* **What the task asks**: Count the lines below in which "least" appears, then give that number by itself.

* **Exercise inputs**:
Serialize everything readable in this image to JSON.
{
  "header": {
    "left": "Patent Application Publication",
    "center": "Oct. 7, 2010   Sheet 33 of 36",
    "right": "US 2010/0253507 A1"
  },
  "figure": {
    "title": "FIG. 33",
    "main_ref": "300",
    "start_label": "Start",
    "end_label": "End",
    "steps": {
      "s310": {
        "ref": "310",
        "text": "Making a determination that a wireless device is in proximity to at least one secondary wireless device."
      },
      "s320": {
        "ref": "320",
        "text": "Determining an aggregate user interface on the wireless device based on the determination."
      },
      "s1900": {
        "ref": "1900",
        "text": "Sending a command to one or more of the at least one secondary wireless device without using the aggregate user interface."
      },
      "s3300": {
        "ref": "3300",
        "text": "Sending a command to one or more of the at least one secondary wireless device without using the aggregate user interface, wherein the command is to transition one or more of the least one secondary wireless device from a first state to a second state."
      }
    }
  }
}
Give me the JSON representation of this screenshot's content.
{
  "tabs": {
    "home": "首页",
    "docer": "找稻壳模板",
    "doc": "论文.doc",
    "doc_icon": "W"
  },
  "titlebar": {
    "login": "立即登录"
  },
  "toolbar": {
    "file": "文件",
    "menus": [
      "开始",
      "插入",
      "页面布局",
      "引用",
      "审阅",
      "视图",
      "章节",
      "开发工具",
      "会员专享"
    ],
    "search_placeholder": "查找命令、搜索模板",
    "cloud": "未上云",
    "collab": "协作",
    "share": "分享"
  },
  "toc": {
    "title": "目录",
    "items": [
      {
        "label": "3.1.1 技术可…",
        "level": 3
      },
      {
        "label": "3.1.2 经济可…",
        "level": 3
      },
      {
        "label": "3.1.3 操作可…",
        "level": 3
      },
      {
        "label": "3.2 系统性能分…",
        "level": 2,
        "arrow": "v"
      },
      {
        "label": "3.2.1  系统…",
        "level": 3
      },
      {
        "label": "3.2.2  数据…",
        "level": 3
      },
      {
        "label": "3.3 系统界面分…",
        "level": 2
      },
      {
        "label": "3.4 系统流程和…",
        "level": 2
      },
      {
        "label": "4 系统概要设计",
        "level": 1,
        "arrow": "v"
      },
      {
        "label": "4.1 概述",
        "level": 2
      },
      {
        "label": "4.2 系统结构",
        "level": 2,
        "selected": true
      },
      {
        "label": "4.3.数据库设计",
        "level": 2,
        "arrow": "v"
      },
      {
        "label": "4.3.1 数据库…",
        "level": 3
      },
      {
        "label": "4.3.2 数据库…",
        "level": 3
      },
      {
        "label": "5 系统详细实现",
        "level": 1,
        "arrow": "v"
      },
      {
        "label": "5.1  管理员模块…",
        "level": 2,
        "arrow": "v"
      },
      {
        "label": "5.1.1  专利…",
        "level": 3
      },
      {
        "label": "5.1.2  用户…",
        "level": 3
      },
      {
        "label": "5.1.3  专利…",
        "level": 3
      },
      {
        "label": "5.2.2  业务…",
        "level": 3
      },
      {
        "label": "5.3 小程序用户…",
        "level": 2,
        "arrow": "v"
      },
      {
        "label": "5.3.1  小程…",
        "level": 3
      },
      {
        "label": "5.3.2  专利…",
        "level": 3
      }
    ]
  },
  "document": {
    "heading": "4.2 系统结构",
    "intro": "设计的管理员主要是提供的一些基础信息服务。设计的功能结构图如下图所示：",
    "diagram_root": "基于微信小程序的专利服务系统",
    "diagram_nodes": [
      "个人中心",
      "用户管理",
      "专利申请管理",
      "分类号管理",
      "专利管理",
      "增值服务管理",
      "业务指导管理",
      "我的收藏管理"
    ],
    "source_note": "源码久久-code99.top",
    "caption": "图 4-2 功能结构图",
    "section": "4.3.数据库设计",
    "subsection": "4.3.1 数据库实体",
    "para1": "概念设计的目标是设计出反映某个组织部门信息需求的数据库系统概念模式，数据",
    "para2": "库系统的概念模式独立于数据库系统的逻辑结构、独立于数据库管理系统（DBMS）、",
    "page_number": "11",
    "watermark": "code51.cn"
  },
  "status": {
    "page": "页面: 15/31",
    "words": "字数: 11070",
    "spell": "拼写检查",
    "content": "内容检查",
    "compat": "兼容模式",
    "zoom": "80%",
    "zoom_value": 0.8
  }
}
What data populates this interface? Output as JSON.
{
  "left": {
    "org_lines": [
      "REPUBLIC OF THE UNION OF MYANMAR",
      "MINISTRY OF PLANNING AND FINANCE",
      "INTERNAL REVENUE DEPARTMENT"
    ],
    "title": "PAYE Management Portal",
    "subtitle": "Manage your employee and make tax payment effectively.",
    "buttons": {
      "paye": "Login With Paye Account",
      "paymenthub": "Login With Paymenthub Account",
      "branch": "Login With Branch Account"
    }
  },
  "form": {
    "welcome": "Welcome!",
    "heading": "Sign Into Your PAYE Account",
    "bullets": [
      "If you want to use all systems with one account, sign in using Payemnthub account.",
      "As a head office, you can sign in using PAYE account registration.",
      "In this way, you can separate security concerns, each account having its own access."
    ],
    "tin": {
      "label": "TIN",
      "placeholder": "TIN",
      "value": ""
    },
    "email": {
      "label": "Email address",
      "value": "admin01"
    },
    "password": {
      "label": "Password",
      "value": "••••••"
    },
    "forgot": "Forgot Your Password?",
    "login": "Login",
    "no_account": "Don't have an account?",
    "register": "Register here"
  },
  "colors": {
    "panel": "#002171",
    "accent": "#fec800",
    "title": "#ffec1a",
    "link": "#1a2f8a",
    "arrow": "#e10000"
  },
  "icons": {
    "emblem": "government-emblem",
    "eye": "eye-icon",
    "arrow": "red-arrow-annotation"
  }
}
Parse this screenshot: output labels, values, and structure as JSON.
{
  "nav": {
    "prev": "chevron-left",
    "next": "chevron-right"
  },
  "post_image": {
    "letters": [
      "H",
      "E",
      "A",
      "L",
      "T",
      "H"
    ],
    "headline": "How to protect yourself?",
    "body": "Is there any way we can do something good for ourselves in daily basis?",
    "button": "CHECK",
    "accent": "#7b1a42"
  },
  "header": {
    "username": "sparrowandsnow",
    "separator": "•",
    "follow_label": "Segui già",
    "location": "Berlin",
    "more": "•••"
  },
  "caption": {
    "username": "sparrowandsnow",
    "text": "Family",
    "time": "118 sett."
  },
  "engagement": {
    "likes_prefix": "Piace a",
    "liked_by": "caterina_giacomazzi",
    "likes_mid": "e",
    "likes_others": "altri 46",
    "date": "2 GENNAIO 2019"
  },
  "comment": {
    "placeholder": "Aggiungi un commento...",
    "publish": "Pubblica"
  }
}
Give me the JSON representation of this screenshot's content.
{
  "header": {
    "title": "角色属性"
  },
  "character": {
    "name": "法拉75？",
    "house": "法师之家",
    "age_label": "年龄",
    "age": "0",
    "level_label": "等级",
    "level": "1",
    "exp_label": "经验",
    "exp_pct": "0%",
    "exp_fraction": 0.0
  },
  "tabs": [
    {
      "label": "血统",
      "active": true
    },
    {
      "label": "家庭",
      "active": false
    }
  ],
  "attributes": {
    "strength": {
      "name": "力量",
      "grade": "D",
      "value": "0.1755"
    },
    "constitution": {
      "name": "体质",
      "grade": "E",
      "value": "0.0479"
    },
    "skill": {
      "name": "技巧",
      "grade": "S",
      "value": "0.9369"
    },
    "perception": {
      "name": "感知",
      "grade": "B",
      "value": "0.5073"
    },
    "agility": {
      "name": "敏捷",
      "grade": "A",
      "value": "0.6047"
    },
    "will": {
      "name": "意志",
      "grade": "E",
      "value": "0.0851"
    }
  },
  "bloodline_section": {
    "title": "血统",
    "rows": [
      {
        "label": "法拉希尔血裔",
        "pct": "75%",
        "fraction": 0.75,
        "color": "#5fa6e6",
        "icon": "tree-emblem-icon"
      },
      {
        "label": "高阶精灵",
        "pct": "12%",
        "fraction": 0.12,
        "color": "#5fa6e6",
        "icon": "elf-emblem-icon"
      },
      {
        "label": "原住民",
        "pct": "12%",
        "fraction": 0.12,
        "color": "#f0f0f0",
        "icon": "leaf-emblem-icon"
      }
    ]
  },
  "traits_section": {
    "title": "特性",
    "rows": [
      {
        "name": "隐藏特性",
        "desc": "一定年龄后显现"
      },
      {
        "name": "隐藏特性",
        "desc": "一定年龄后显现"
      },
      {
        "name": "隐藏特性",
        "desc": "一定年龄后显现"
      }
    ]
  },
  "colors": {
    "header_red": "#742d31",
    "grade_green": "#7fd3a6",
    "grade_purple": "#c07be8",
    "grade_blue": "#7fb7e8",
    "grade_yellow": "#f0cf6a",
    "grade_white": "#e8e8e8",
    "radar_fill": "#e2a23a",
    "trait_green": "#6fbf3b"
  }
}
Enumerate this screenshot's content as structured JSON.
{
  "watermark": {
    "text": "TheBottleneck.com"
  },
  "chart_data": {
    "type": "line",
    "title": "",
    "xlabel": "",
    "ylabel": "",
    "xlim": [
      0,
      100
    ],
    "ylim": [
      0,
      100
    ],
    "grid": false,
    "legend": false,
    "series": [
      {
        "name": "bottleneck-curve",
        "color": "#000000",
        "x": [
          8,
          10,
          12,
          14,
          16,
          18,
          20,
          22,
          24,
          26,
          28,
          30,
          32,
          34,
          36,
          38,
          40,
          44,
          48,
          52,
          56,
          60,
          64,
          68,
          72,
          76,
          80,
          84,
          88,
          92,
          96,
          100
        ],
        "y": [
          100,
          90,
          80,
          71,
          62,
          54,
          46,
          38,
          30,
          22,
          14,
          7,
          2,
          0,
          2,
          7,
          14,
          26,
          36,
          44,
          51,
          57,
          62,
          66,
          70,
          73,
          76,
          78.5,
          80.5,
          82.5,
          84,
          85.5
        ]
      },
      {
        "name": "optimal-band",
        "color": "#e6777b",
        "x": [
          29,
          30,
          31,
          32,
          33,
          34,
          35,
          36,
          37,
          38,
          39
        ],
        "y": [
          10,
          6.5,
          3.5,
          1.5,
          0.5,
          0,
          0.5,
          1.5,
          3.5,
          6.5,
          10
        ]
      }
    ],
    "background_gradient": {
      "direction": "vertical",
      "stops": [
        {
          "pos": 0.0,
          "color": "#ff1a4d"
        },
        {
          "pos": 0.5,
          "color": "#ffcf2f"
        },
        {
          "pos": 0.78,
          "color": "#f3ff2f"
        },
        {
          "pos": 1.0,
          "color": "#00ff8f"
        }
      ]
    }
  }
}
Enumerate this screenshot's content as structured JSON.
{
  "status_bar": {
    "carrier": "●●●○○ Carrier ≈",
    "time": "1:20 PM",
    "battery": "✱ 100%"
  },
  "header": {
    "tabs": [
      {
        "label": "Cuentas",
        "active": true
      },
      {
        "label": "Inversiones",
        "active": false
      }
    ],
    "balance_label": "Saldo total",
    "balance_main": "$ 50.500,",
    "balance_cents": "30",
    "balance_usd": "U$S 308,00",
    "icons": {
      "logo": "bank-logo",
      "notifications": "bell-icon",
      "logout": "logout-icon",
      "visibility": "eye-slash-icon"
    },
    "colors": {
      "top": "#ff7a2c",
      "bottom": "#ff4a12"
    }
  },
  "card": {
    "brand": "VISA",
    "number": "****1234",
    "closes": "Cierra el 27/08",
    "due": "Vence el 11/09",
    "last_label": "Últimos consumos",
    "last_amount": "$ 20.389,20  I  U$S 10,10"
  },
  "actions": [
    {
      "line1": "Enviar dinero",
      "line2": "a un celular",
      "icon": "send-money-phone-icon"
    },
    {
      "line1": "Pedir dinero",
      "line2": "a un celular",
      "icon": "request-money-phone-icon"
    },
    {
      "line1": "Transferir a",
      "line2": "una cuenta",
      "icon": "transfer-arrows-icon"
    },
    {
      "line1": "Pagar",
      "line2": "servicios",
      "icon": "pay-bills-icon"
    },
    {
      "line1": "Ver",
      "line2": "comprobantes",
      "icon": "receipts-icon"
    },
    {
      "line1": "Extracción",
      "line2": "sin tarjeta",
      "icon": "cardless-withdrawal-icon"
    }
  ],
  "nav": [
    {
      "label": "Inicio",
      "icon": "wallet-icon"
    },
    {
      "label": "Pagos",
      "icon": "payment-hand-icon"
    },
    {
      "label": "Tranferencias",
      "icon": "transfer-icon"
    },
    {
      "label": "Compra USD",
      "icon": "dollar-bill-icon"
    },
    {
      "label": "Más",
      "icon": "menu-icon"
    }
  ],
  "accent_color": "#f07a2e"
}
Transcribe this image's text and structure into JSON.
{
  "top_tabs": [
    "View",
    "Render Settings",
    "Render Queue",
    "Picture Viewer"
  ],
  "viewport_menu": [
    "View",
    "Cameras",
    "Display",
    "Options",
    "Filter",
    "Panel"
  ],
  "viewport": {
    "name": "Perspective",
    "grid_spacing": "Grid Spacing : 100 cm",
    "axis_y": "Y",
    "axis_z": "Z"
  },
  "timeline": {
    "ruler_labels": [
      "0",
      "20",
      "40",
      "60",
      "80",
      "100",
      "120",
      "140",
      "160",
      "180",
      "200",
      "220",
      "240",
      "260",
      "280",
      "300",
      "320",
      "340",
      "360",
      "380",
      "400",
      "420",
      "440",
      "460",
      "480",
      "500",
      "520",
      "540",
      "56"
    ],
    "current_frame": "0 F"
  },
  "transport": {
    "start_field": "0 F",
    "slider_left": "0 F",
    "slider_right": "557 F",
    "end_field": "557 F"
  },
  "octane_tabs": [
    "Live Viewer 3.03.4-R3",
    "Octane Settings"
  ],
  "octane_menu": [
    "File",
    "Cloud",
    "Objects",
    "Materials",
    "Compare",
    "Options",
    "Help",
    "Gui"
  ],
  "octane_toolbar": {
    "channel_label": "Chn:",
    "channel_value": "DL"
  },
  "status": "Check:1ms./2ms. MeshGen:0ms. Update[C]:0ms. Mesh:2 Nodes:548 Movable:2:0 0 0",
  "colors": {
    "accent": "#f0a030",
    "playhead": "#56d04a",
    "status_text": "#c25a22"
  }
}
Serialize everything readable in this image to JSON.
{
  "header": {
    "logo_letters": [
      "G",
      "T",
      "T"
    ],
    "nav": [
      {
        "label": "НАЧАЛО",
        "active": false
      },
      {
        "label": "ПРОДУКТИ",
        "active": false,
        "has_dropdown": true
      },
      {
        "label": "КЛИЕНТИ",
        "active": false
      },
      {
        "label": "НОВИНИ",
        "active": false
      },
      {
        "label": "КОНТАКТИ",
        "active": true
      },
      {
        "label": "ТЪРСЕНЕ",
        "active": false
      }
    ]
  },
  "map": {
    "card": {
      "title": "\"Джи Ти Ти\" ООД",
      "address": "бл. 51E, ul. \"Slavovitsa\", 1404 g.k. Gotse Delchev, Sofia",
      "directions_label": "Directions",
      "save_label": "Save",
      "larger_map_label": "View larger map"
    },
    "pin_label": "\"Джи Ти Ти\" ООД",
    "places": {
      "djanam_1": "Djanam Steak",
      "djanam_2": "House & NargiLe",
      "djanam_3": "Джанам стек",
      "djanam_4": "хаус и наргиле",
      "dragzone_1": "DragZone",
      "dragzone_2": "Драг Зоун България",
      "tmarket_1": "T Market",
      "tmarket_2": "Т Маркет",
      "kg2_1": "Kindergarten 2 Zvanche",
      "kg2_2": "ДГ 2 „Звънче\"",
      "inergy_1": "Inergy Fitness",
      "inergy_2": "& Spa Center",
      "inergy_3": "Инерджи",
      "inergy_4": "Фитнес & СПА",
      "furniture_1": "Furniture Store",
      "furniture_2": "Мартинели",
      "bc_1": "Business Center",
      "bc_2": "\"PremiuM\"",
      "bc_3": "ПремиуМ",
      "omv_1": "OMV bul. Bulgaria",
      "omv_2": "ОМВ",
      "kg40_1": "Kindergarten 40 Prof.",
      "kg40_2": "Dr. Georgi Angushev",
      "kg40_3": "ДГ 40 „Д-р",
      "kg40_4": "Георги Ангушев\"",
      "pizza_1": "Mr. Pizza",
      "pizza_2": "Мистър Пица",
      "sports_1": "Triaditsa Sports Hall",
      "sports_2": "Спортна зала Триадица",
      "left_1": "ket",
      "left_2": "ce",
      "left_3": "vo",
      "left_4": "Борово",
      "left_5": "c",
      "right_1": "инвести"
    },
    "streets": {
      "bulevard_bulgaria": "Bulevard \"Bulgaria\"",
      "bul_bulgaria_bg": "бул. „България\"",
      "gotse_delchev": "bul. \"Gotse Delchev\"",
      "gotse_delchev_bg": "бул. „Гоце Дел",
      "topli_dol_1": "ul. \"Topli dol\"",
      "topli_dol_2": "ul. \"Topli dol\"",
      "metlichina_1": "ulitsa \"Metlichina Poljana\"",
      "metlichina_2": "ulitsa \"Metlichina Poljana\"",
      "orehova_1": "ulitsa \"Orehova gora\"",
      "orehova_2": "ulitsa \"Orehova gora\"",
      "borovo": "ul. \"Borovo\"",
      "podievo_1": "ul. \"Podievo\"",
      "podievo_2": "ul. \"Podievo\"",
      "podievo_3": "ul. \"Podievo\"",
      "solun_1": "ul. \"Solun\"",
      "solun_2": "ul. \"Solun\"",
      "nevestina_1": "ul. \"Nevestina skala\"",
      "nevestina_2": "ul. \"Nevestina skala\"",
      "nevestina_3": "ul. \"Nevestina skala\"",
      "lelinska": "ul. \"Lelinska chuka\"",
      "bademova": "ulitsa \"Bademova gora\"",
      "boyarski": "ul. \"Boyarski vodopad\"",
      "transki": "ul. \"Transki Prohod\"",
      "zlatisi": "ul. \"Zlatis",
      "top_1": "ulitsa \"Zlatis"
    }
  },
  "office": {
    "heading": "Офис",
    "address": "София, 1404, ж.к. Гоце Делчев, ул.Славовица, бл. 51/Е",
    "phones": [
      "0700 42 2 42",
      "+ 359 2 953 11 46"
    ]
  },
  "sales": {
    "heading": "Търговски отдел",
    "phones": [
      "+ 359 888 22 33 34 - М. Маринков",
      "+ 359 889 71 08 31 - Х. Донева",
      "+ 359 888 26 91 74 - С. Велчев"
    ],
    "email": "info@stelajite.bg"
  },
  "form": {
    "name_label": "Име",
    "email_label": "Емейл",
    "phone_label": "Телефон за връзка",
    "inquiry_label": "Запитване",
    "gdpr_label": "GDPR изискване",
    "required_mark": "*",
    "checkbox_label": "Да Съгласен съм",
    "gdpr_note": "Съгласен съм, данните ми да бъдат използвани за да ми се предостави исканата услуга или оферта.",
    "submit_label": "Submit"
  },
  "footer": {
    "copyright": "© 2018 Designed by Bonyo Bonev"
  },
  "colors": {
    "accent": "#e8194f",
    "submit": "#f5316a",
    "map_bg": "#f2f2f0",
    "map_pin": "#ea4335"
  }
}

* **Result for this exercise**: 3